Sewer Overflows. Combined sewers, common in older cities, overflow any time it rains hard. But even the best designed and maintained separate sewer system can overflow if a pump is blocked or fails.  Thus, swimming in fresh or saltwater in populated areas where the virus is active is not a good idea until more is known. If you suspect people in your marina discharge willy-nilly or there are sewers in the area, wearing gloves when handling wet lines might be prudent.

Club houses are going to be empty for a while. Socializing on the dock can be done at a distance. Even spring boatyard work will slow down, as workers are kept home and more and more yards are closed. We’re not doing this just for ourselves, but out of obligation to family, neighbors, and community.

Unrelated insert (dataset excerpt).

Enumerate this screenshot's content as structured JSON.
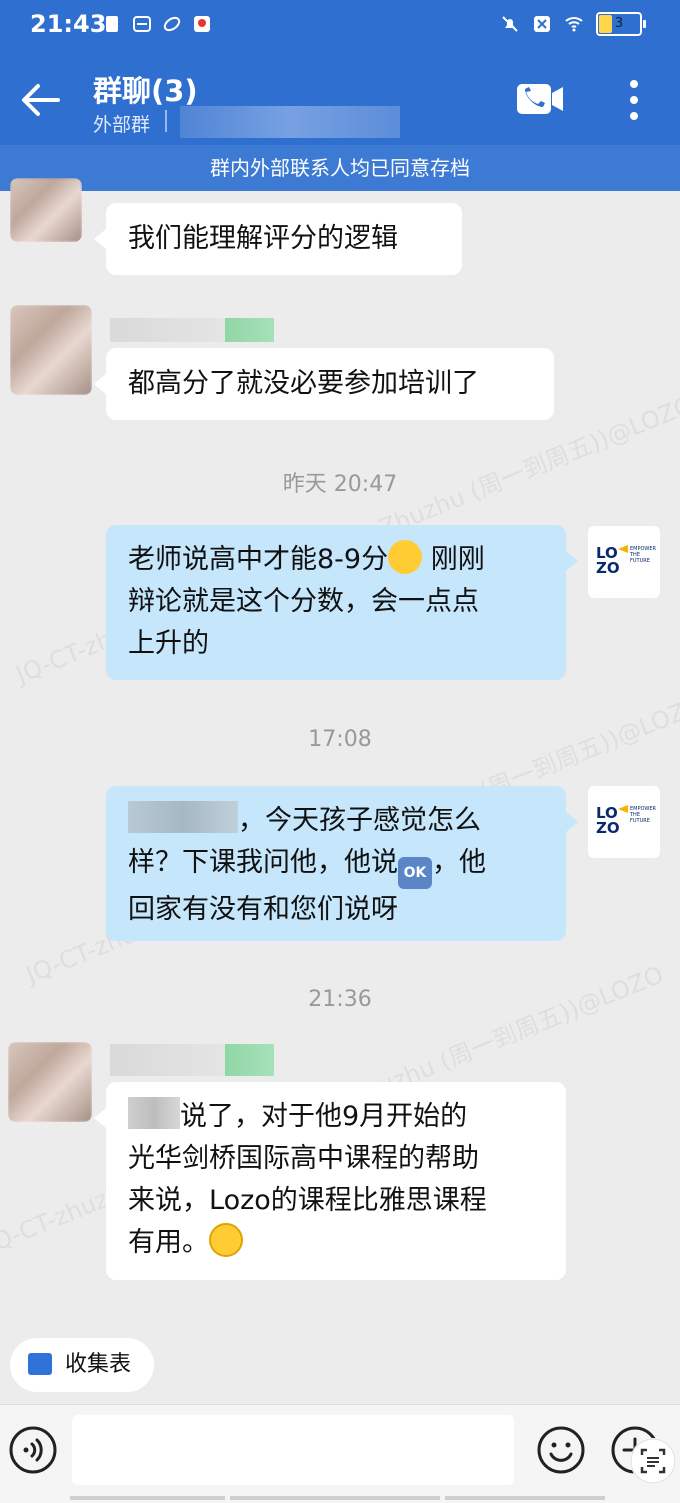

Sailing remains safe, as long as you can avoid any human contact on the way to the boat. The ocean remains our last COVID-free zone. For a few hours, at least, you can think only about the wind.

Drew Frye, Practical Sailor’s technical editor, has used his background in chemistry and engineering to help guide Practical Sailor toward some of the most important topics covered during the past 10 years. His in-depth reporting on everything from anchors to safety tethers to fuel additives have netted multiple awards from Boating Writers International. With more than three decades of experience as a refinery engineer and a sailor, he has a knack for discovering money-saving “home-brew” products or “hacks” that make boating affordable for almost anyone. He has conducted dozens of tests for Practical Sailor and published over 200 articles on sailing equipment. His rigorous testing has prompted the improvement and introduction of several marine products that might not exist without his input. His book “Rigging Modern Anchors” has won wide praise for introducing the use of modern materials and novel techniques to solve an array of anchoring challenges. 


Please enter your comment!
Please enter your name here